Like the film industry, video games are a tricky business. Combine the two, and things get even trickier. Hollywood has yet to produce a truly standout adaptation of a video game property, but it isn’t for lack of trying. The most recent example, is this summer’s Warcraft. But despite a proven director and amazing special effects, the film languished at the domestic box office — though its international take was far more impressive.
Next up to bat is Assasin’s Creed, based on the popular game series by Ubisoft. Starring Michael Fassbender (X-Men: Apocalypse) and Marion Cotillard (The Dark Knight Rises), the film is set to dig into the games’ wacky mythos, which mentally sends people back into the shoes of their ancestors through their genetic memory. Assassinations typically follow.
“It is a lot more a marketing thing, it is also good for the image of the brand… The purpose is to bring Assassin’s Creed to more people. We have our core fans, but what we would like is to put this franchise in front of a lot more people who, maybe, will then pick up future Assassin’s Creed games.”
Rather than sound like they’re all about the money, Ubisoft issued a follow-up statement:
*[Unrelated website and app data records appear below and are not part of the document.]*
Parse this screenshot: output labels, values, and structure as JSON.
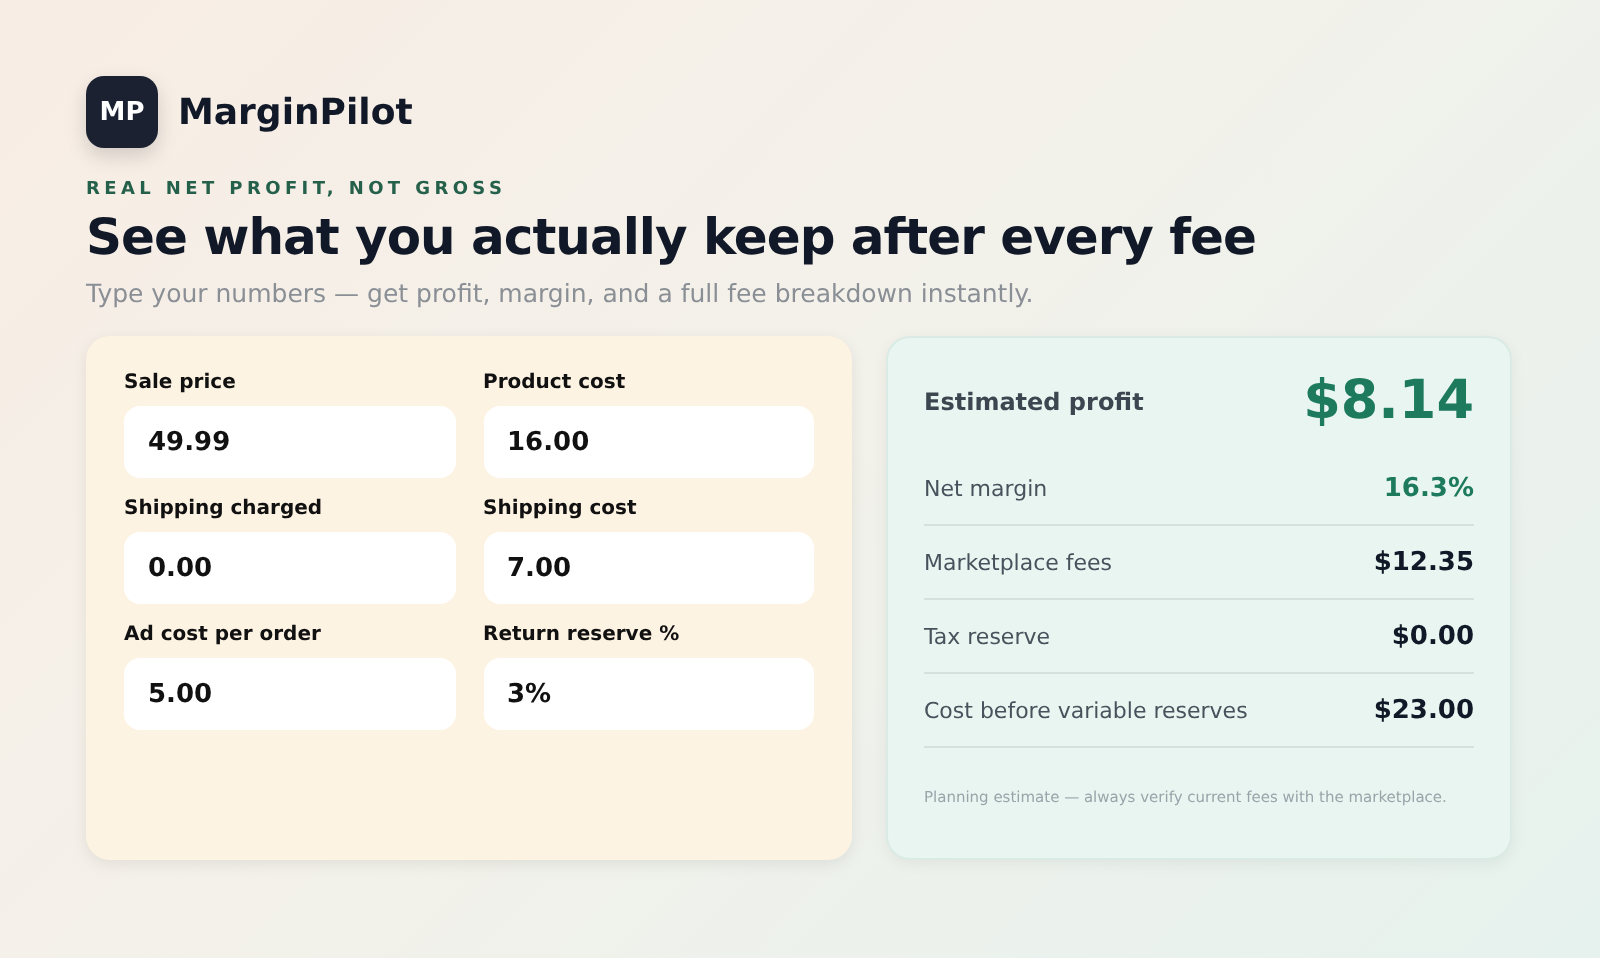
{
  "brand": {
    "logo": "MP",
    "name": "MarginPilot"
  },
  "eyebrow": "REAL NET PROFIT, NOT GROSS",
  "headline": "See what you actually keep after every fee",
  "subtitle": "Type your numbers — get profit, margin, and a full fee breakdown instantly.",
  "inputs": [
    {
      "label": "Sale price",
      "value": "49.99"
    },
    {
      "label": "Product cost",
      "value": "16.00"
    },
    {
      "label": "Shipping charged",
      "value": "0.00"
    },
    {
      "label": "Shipping cost",
      "value": "7.00"
    },
    {
      "label": "Ad cost per order",
      "value": "5.00"
    },
    {
      "label": "Return reserve %",
      "value": "3%"
    }
  ],
  "results": {
    "profit_label": "Estimated profit",
    "profit_value": "$8.14",
    "rows": [
      {
        "label": "Net margin",
        "value": "16.3%",
        "color": "#1d7a5c"
      },
      {
        "label": "Marketplace fees",
        "value": "$12.35",
        "color": "#111827"
      },
      {
        "label": "Tax reserve",
        "value": "$0.00",
        "color": "#111827"
      },
      {
        "label": "Cost before variable reserves",
        "value": "$23.00",
        "color": "#111827"
      }
    ],
    "note": "Planning estimate — always verify current fees with the marketplace."
  }
}
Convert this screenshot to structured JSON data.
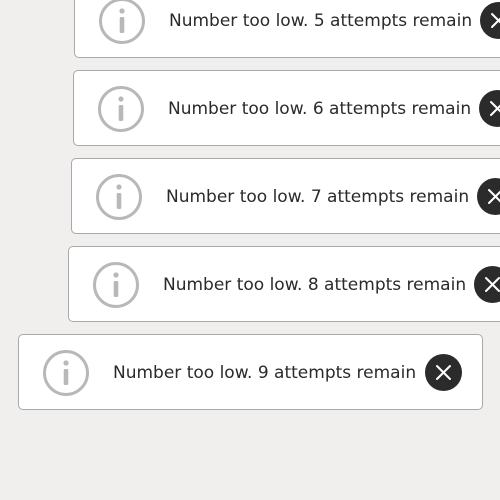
{
  "toasts": [
    {
      "message": "Number too low. 5 attempts remain",
      "icon": "info-icon",
      "close_icon": "close-icon"
    },
    {
      "message": "Number too low. 6 attempts remain",
      "icon": "info-icon",
      "close_icon": "close-icon"
    },
    {
      "message": "Number too low. 7 attempts remain",
      "icon": "info-icon",
      "close_icon": "close-icon"
    },
    {
      "message": "Number too low. 8 attempts remain",
      "icon": "info-icon",
      "close_icon": "close-icon"
    },
    {
      "message": "Number too low. 9 attempts remain",
      "icon": "info-icon",
      "close_icon": "close-icon"
    }
  ],
  "colors": {
    "background": "#f0efed",
    "toast_background": "#ffffff",
    "toast_border": "#a9a9a9",
    "info_icon": "#b8b8b8",
    "close_button": "#2b2b2b"
  }
}
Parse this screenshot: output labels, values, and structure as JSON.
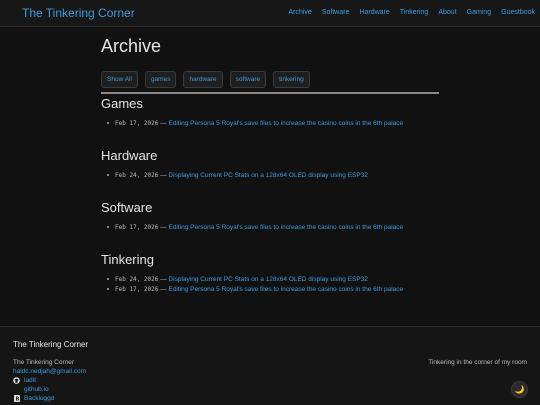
{
  "header": {
    "site_title": "The Tinkering Corner",
    "nav": [
      "Archive",
      "Software",
      "Hardware",
      "Tinkering",
      "About",
      "Gaming",
      "Guestbook"
    ]
  },
  "main": {
    "title": "Archive",
    "tags": [
      "Show All",
      "games",
      "hardware",
      "software",
      "tinkering"
    ],
    "sections": [
      {
        "heading": "Games",
        "posts": [
          {
            "date": "Feb 17, 2026",
            "title": "Editing Persona 5 Royal's save files to increase the casino coins in the 6th palace"
          }
        ]
      },
      {
        "heading": "Hardware",
        "posts": [
          {
            "date": "Feb 24, 2026",
            "title": "Displaying Current PC Stats on a 128x64 OLED display using ESP32"
          }
        ]
      },
      {
        "heading": "Software",
        "posts": [
          {
            "date": "Feb 17, 2026",
            "title": "Editing Persona 5 Royal's save files to increase the casino coins in the 6th palace"
          }
        ]
      },
      {
        "heading": "Tinkering",
        "posts": [
          {
            "date": "Feb 24, 2026",
            "title": "Displaying Current PC Stats on a 128x64 OLED display using ESP32"
          },
          {
            "date": "Feb 17, 2026",
            "title": "Editing Persona 5 Royal's save files to increase the casino coins in the 6th palace"
          }
        ]
      }
    ],
    "separator": "—"
  },
  "footer": {
    "title": "The Tinkering Corner",
    "name": "The Tinkering Corner",
    "email": "haldc.nedjah@gmail.com",
    "links": [
      {
        "label": "ladit",
        "icon": "github-icon"
      },
      {
        "label": "github.io",
        "icon": "none"
      },
      {
        "label": "Backloggd",
        "icon": "backloggd-icon"
      }
    ],
    "tagline": "Tinkering in the corner of my room",
    "theme_toggle_icon": "🌙"
  },
  "colors": {
    "background": "#111111",
    "accent": "#3d9be0",
    "text": "#d6d6d6"
  }
}
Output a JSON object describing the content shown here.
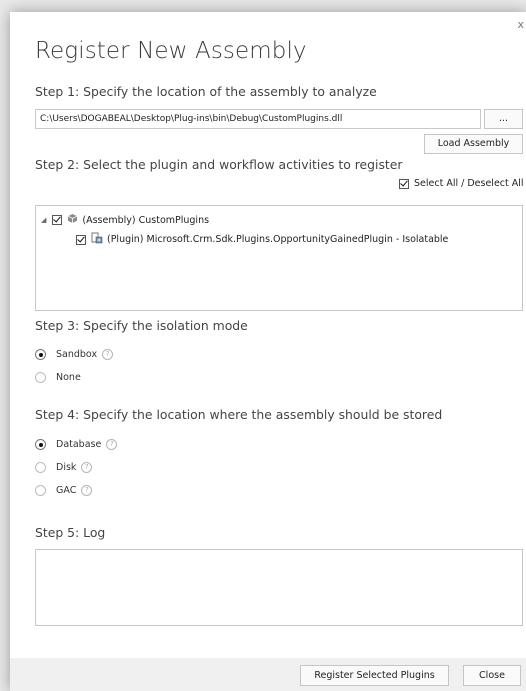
{
  "dialog": {
    "title": "Register New Assembly",
    "close_glyph": "x"
  },
  "step1": {
    "label": "Step 1: Specify the location of the assembly to analyze",
    "path_value": "C:\\Users\\DOGABEAL\\Desktop\\Plug-ins\\bin\\Debug\\CustomPlugins.dll",
    "browse_label": "...",
    "load_label": "Load Assembly"
  },
  "step2": {
    "label": "Step 2: Select the plugin and workflow activities to register",
    "select_all_label": "Select All / Deselect All",
    "select_all_checked": true,
    "tree": [
      {
        "label": "(Assembly) CustomPlugins",
        "checked": true,
        "icon": "assembly-icon",
        "expanded": true
      },
      {
        "label": "(Plugin) Microsoft.Crm.Sdk.Plugins.OpportunityGainedPlugin - Isolatable",
        "checked": true,
        "icon": "plugin-icon"
      }
    ]
  },
  "step3": {
    "label": "Step 3: Specify the isolation mode",
    "options": [
      {
        "label": "Sandbox",
        "selected": true,
        "help": true
      },
      {
        "label": "None",
        "selected": false,
        "help": false
      }
    ]
  },
  "step4": {
    "label": "Step 4: Specify the location where the assembly should be stored",
    "options": [
      {
        "label": "Database",
        "selected": true
      },
      {
        "label": "Disk",
        "selected": false
      },
      {
        "label": "GAC",
        "selected": false
      }
    ]
  },
  "step5": {
    "label": "Step 5: Log",
    "log_text": ""
  },
  "footer": {
    "register_label": "Register Selected Plugins",
    "close_label": "Close"
  },
  "help_glyph": "?",
  "colors": {
    "dialog_bg": "#ffffff",
    "footer_bg": "#f0f0f0",
    "border": "#c8c8c8"
  }
}
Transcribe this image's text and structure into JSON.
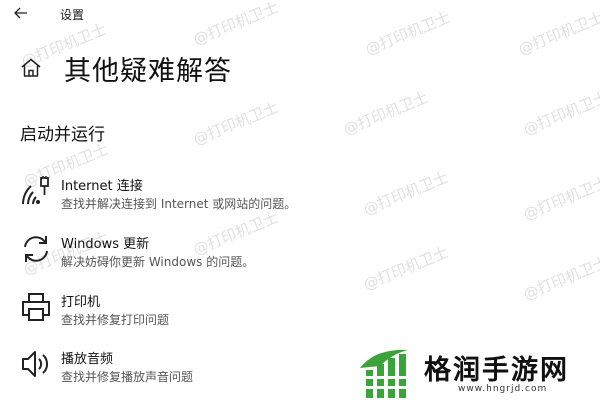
{
  "app": {
    "title": "设置"
  },
  "page": {
    "title": "其他疑难解答"
  },
  "section": {
    "heading": "启动并运行"
  },
  "items": [
    {
      "title": "Internet 连接",
      "desc": "查找并解决连接到 Internet 或网站的问题。",
      "icon": "wifi-icon"
    },
    {
      "title": "Windows 更新",
      "desc": "解决妨碍你更新 Windows 的问题。",
      "icon": "refresh-icon"
    },
    {
      "title": "打印机",
      "desc": "查找并修复打印问题",
      "icon": "printer-icon"
    },
    {
      "title": "播放音频",
      "desc": "查找并修复播放声音问题",
      "icon": "speaker-icon"
    }
  ],
  "watermark": {
    "text": "@打印机卫士"
  },
  "brand": {
    "name": "格润手游网",
    "url": "www.hngrjd.com",
    "accent": "#3aa33a"
  }
}
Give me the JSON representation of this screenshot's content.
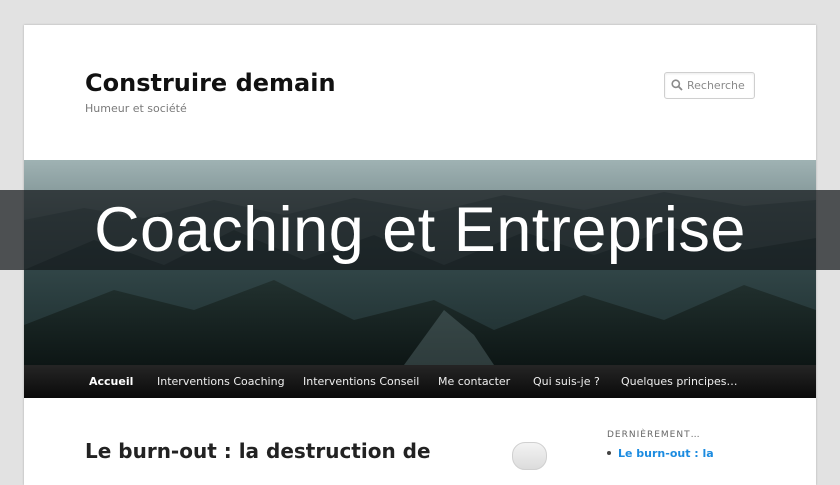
{
  "site": {
    "title": "Construire demain",
    "tagline": "Humeur et société"
  },
  "search": {
    "placeholder": "Recherche",
    "icon": "magnifier-icon"
  },
  "banner": {
    "text": "Coaching et Entreprise"
  },
  "nav": {
    "items": [
      {
        "label": "Accueil",
        "active": true
      },
      {
        "label": "Interventions Coaching",
        "active": false
      },
      {
        "label": "Interventions Conseil",
        "active": false
      },
      {
        "label": "Me contacter",
        "active": false
      },
      {
        "label": "Qui suis-je ?",
        "active": false
      },
      {
        "label": "Quelques principes…",
        "active": false
      }
    ]
  },
  "post": {
    "title": "Le burn-out : la destruction de"
  },
  "sidebar": {
    "widget_title": "DERNIÈREMENT…",
    "items": [
      {
        "label": "Le burn-out : la"
      }
    ]
  },
  "colors": {
    "page_background": "#e2e2e2",
    "nav_background": "#111111",
    "link": "#1b8be0",
    "banner_overlay": "#14181a"
  }
}
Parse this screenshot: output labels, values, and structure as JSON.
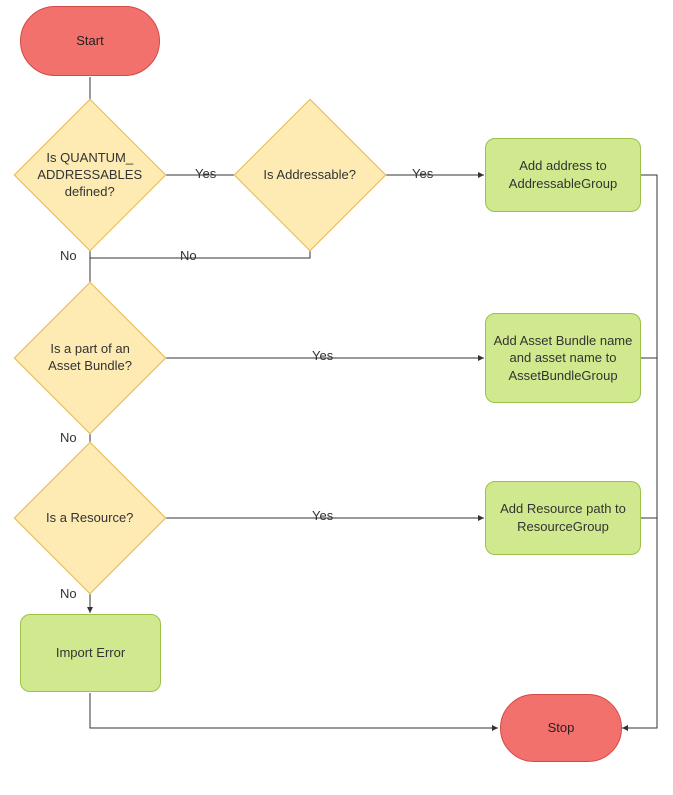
{
  "chart_data": {
    "type": "flowchart",
    "nodes": [
      {
        "id": "start",
        "type": "terminal",
        "label": "Start"
      },
      {
        "id": "d1",
        "type": "decision",
        "label": "Is QUANTUM_\nADDRESSABLES\ndefined?"
      },
      {
        "id": "d2",
        "type": "decision",
        "label": "Is\nAddressable?"
      },
      {
        "id": "p1",
        "type": "process",
        "label": "Add address to\nAddressableGroup"
      },
      {
        "id": "d3",
        "type": "decision",
        "label": "Is a part of an\nAsset Bundle?"
      },
      {
        "id": "p2",
        "type": "process",
        "label": "Add Asset Bundle\nname and asset\nname to\nAssetBundleGroup"
      },
      {
        "id": "d4",
        "type": "decision",
        "label": "Is a Resource?"
      },
      {
        "id": "p3",
        "type": "process",
        "label": "Add Resource path\nto ResourceGroup"
      },
      {
        "id": "p4",
        "type": "process",
        "label": "Import Error"
      },
      {
        "id": "stop",
        "type": "terminal",
        "label": "Stop"
      }
    ],
    "edges": [
      {
        "from": "start",
        "to": "d1",
        "label": ""
      },
      {
        "from": "d1",
        "to": "d2",
        "label": "Yes"
      },
      {
        "from": "d2",
        "to": "p1",
        "label": "Yes"
      },
      {
        "from": "d1",
        "to": "d3",
        "label": "No"
      },
      {
        "from": "d2",
        "to": "d3",
        "label": "No"
      },
      {
        "from": "d3",
        "to": "p2",
        "label": "Yes"
      },
      {
        "from": "d3",
        "to": "d4",
        "label": "No"
      },
      {
        "from": "d4",
        "to": "p3",
        "label": "Yes"
      },
      {
        "from": "d4",
        "to": "p4",
        "label": "No"
      },
      {
        "from": "p1",
        "to": "stop",
        "label": ""
      },
      {
        "from": "p2",
        "to": "stop",
        "label": ""
      },
      {
        "from": "p3",
        "to": "stop",
        "label": ""
      },
      {
        "from": "p4",
        "to": "stop",
        "label": ""
      }
    ]
  },
  "labels": {
    "start": "Start",
    "stop": "Stop",
    "d1": "Is QUANTUM_ ADDRESSABLES defined?",
    "d2": "Is Addressable?",
    "d3": "Is a part of an Asset Bundle?",
    "d4": "Is a Resource?",
    "p1": "Add address to AddressableGroup",
    "p2": "Add Asset Bundle name and asset name to AssetBundleGroup",
    "p3": "Add Resource path to ResourceGroup",
    "p4": "Import Error",
    "yes": "Yes",
    "no": "No"
  }
}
“Ubisoft’s core vision is to create top quality entertainment and experiences. For the Assassin’s Creed film, we have worked closely with our partners at New Regency and 20th Century Fox as well as the talented cast and production team from the very beginning to ensure we deliver a quality experience to ours fans. We strongly believe the Assassin’s Creed brand has this cross-over appeal that will please both video games fans and movie goers.”
It’s unfortunate that Ubisoft feels the need to clarify that they care about creating a good experience. Both the film and video game industries are businesses, and therefore must make money to survive. But both industries also require incredibly talented, hard working, and passionate artists and technicians. These wouldn’t have chosen such a tough industry if they hadn’t believed they couldn’t have created a memorable experience for an audience. Despite products not always turning out terribly well, caring seems a given.
Synergy and cross-promotion being what they are, Corre’s statement still stands. The Assassin’s Creed video game series has seen its fair share of struggles over the years. Despite being one of the more popular game franchises in recent history, iterations like 2014’s Unity received poor reviews and backlash from fans for releasing in a buggy state and feeling generally incomplete. 2015’s chapter, Syndicate was much better received. But 2016 marks the first year since the series began in 2007 that a major Assassin’s Creed title is not scheduled. Still, a major motion picture fills that gap rather nicely to assure the series isn’t forgotten.
This isn’t necessarily a bad sign for the game series either. Some fans have cited rushed and overlapping production schedules as a possible reason for the series occasionally not meeting its potential. A missed year for Creed may very well mean the next chapter will feature much stronger innovations on what makes the brand special.
Whether or not the film is able to escape the curse of game-to-film irrelevancy is yet to be seen. We’ll all find out this winter, when it swan dives into theaters.
Assassin’s Creed opens in U.S. theaters on December 21, 2016.